_Exercise data_:
-*-

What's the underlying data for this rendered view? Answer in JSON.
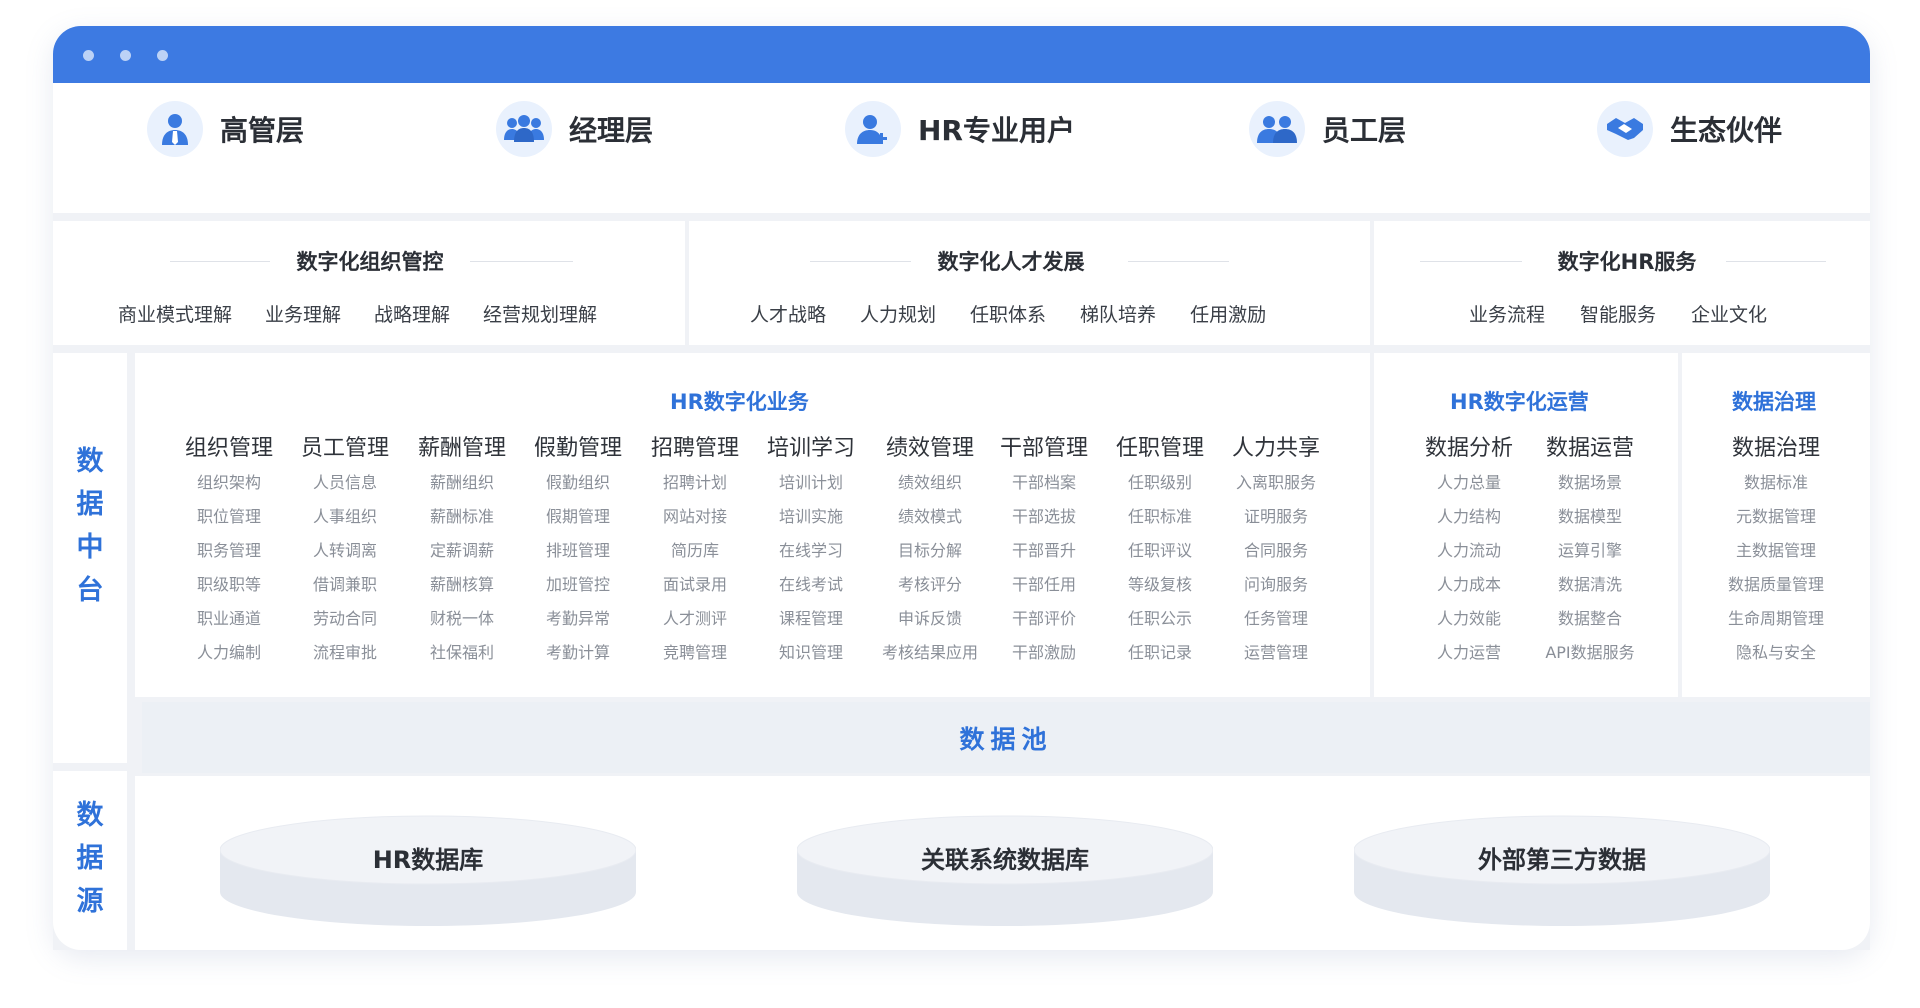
{
  "users": [
    {
      "label": "高管层",
      "icon": "executive-icon"
    },
    {
      "label": "经理层",
      "icon": "managers-group-icon"
    },
    {
      "label": "HR专业用户",
      "icon": "hr-user-add-icon"
    },
    {
      "label": "员工层",
      "icon": "employees-icon"
    },
    {
      "label": "生态伙伴",
      "icon": "handshake-icon"
    }
  ],
  "capabilities": [
    {
      "title": "数字化组织管控",
      "items": [
        "商业模式理解",
        "业务理解",
        "战略理解",
        "经营规划理解"
      ]
    },
    {
      "title": "数字化人才发展",
      "items": [
        "人才战略",
        "人力规划",
        "任职体系",
        "梯队培养",
        "任用激励"
      ]
    },
    {
      "title": "数字化HR服务",
      "items": [
        "业务流程",
        "智能服务",
        "企业文化"
      ]
    }
  ],
  "middle_label": [
    "数",
    "据",
    "中",
    "台"
  ],
  "source_label": [
    "数",
    "据",
    "源"
  ],
  "business": {
    "title": "HR数字化业务",
    "columns": [
      {
        "head": "组织管理",
        "items": [
          "组织架构",
          "职位管理",
          "职务管理",
          "职级职等",
          "职业通道",
          "人力编制"
        ]
      },
      {
        "head": "员工管理",
        "items": [
          "人员信息",
          "人事组织",
          "人转调离",
          "借调兼职",
          "劳动合同",
          "流程审批"
        ]
      },
      {
        "head": "薪酬管理",
        "items": [
          "薪酬组织",
          "薪酬标准",
          "定薪调薪",
          "薪酬核算",
          "财税一体",
          "社保福利"
        ]
      },
      {
        "head": "假勤管理",
        "items": [
          "假勤组织",
          "假期管理",
          "排班管理",
          "加班管控",
          "考勤异常",
          "考勤计算"
        ]
      },
      {
        "head": "招聘管理",
        "items": [
          "招聘计划",
          "网站对接",
          "简历库",
          "面试录用",
          "人才测评",
          "竞聘管理"
        ]
      },
      {
        "head": "培训学习",
        "items": [
          "培训计划",
          "培训实施",
          "在线学习",
          "在线考试",
          "课程管理",
          "知识管理"
        ]
      },
      {
        "head": "绩效管理",
        "items": [
          "绩效组织",
          "绩效模式",
          "目标分解",
          "考核评分",
          "申诉反馈",
          "考核结果应用"
        ]
      },
      {
        "head": "干部管理",
        "items": [
          "干部档案",
          "干部选拔",
          "干部晋升",
          "干部任用",
          "干部评价",
          "干部激励"
        ]
      },
      {
        "head": "任职管理",
        "items": [
          "任职级别",
          "任职标准",
          "任职评议",
          "等级复核",
          "任职公示",
          "任职记录"
        ]
      },
      {
        "head": "人力共享",
        "items": [
          "入离职服务",
          "证明服务",
          "合同服务",
          "问询服务",
          "任务管理",
          "运营管理"
        ]
      }
    ]
  },
  "operations": {
    "title": "HR数字化运营",
    "columns": [
      {
        "head": "数据分析",
        "items": [
          "人力总量",
          "人力结构",
          "人力流动",
          "人力成本",
          "人力效能",
          "人力运营"
        ]
      },
      {
        "head": "数据运营",
        "items": [
          "数据场景",
          "数据模型",
          "运算引擎",
          "数据清洗",
          "数据整合",
          "API数据服务"
        ]
      }
    ]
  },
  "governance": {
    "title": "数据治理",
    "columns": [
      {
        "head": "数据治理",
        "items": [
          "数据标准",
          "元数据管理",
          "主数据管理",
          "数据质量管理",
          "生命周期管理",
          "隐私与安全"
        ]
      }
    ]
  },
  "data_pool": "数据池",
  "sources": [
    "HR数据库",
    "关联系统数据库",
    "外部第三方数据"
  ],
  "colors": {
    "accent": "#2f72d9",
    "titlebar": "#3d7ae2",
    "panel_bg": "#f0f2f6"
  }
}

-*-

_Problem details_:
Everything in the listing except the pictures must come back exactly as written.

_Answer to the exercise_:
What's the underlying data for this rendered view? Answer in JSON.
{
  "users": [
    {
      "label": "高管层",
      "icon": "executive-icon"
    },
    {
      "label": "经理层",
      "icon": "managers-group-icon"
    },
    {
      "label": "HR专业用户",
      "icon": "hr-user-add-icon"
    },
    {
      "label": "员工层",
      "icon": "employees-icon"
    },
    {
      "label": "生态伙伴",
      "icon": "handshake-icon"
    }
  ],
  "capabilities": [
    {
      "title": "数字化组织管控",
      "items": [
        "商业模式理解",
        "业务理解",
        "战略理解",
        "经营规划理解"
      ]
    },
    {
      "title": "数字化人才发展",
      "items": [
        "人才战略",
        "人力规划",
        "任职体系",
        "梯队培养",
        "任用激励"
      ]
    },
    {
      "title": "数字化HR服务",
      "items": [
        "业务流程",
        "智能服务",
        "企业文化"
      ]
    }
  ],
  "middle_label": [
    "数",
    "据",
    "中",
    "台"
  ],
  "source_label": [
    "数",
    "据",
    "源"
  ],
  "business": {
    "title": "HR数字化业务",
    "columns": [
      {
        "head": "组织管理",
        "items": [
          "组织架构",
          "职位管理",
          "职务管理",
          "职级职等",
          "职业通道",
          "人力编制"
        ]
      },
      {
        "head": "员工管理",
        "items": [
          "人员信息",
          "人事组织",
          "人转调离",
          "借调兼职",
          "劳动合同",
          "流程审批"
        ]
      },
      {
        "head": "薪酬管理",
        "items": [
          "薪酬组织",
          "薪酬标准",
          "定薪调薪",
          "薪酬核算",
          "财税一体",
          "社保福利"
        ]
      },
      {
        "head": "假勤管理",
        "items": [
          "假勤组织",
          "假期管理",
          "排班管理",
          "加班管控",
          "考勤异常",
          "考勤计算"
        ]
      },
      {
        "head": "招聘管理",
        "items": [
          "招聘计划",
          "网站对接",
          "简历库",
          "面试录用",
          "人才测评",
          "竞聘管理"
        ]
      },
      {
        "head": "培训学习",
        "items": [
          "培训计划",
          "培训实施",
          "在线学习",
          "在线考试",
          "课程管理",
          "知识管理"
        ]
      },
      {
        "head": "绩效管理",
        "items": [
          "绩效组织",
          "绩效模式",
          "目标分解",
          "考核评分",
          "申诉反馈",
          "考核结果应用"
        ]
      },
      {
        "head": "干部管理",
        "items": [
          "干部档案",
          "干部选拔",
          "干部晋升",
          "干部任用",
          "干部评价",
          "干部激励"
        ]
      },
      {
        "head": "任职管理",
        "items": [
          "任职级别",
          "任职标准",
          "任职评议",
          "等级复核",
          "任职公示",
          "任职记录"
        ]
      },
      {
        "head": "人力共享",
        "items": [
          "入离职服务",
          "证明服务",
          "合同服务",
          "问询服务",
          "任务管理",
          "运营管理"
        ]
      }
    ]
  },
  "operations": {
    "title": "HR数字化运营",
    "columns": [
      {
        "head": "数据分析",
        "items": [
          "人力总量",
          "人力结构",
          "人力流动",
          "人力成本",
          "人力效能",
          "人力运营"
        ]
      },
      {
        "head": "数据运营",
        "items": [
          "数据场景",
          "数据模型",
          "运算引擎",
          "数据清洗",
          "数据整合",
          "API数据服务"
        ]
      }
    ]
  },
  "governance": {
    "title": "数据治理",
    "columns": [
      {
        "head": "数据治理",
        "items": [
          "数据标准",
          "元数据管理",
          "主数据管理",
          "数据质量管理",
          "生命周期管理",
          "隐私与安全"
        ]
      }
    ]
  },
  "data_pool": "数据池",
  "sources": [
    "HR数据库",
    "关联系统数据库",
    "外部第三方数据"
  ],
  "colors": {
    "accent": "#2f72d9",
    "titlebar": "#3d7ae2",
    "panel_bg": "#f0f2f6"
  }
}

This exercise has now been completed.